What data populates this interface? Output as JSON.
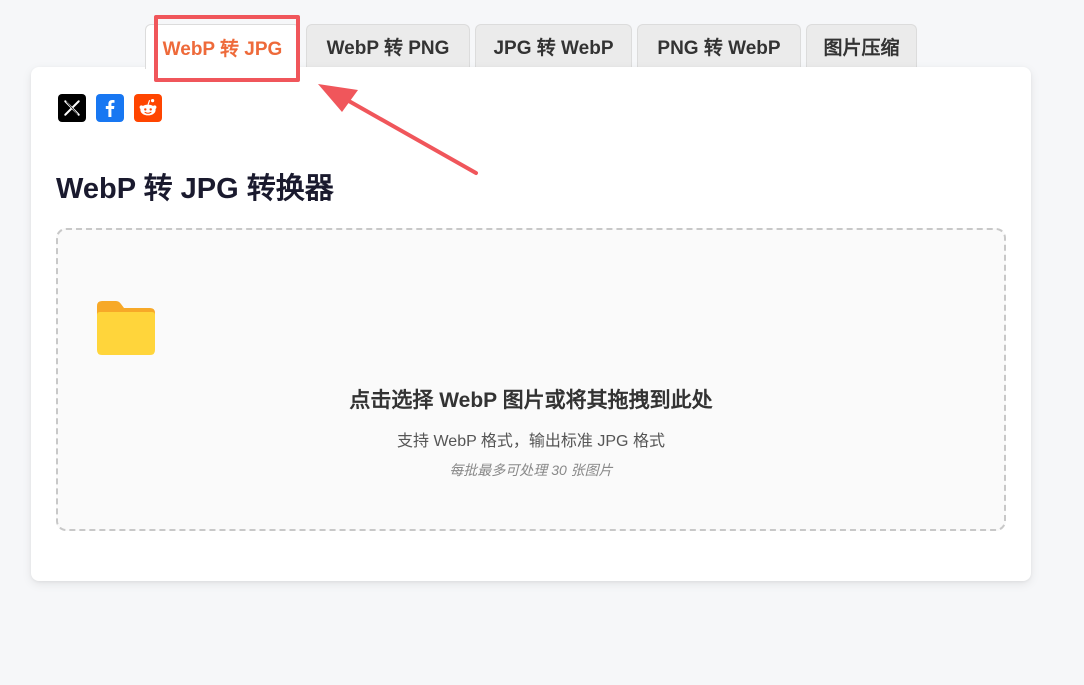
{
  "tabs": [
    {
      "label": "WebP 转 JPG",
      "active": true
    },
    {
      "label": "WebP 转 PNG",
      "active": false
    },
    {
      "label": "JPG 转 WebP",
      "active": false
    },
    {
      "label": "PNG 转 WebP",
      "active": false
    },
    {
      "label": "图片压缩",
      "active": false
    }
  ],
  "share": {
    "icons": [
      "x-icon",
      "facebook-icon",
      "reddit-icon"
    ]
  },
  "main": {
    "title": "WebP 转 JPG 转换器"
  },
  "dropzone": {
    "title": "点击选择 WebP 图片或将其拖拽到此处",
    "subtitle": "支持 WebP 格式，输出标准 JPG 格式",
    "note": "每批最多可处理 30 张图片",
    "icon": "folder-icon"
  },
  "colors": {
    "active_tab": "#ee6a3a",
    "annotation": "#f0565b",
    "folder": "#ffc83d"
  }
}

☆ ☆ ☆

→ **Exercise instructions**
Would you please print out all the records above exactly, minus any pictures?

→ **Exercise result**
What data populates this interface? Output as JSON.
{
  "tabs": [
    {
      "label": "WebP 转 JPG",
      "active": true
    },
    {
      "label": "WebP 转 PNG",
      "active": false
    },
    {
      "label": "JPG 转 WebP",
      "active": false
    },
    {
      "label": "PNG 转 WebP",
      "active": false
    },
    {
      "label": "图片压缩",
      "active": false
    }
  ],
  "share": {
    "icons": [
      "x-icon",
      "facebook-icon",
      "reddit-icon"
    ]
  },
  "main": {
    "title": "WebP 转 JPG 转换器"
  },
  "dropzone": {
    "title": "点击选择 WebP 图片或将其拖拽到此处",
    "subtitle": "支持 WebP 格式，输出标准 JPG 格式",
    "note": "每批最多可处理 30 张图片",
    "icon": "folder-icon"
  },
  "colors": {
    "active_tab": "#ee6a3a",
    "annotation": "#f0565b",
    "folder": "#ffc83d"
  }
}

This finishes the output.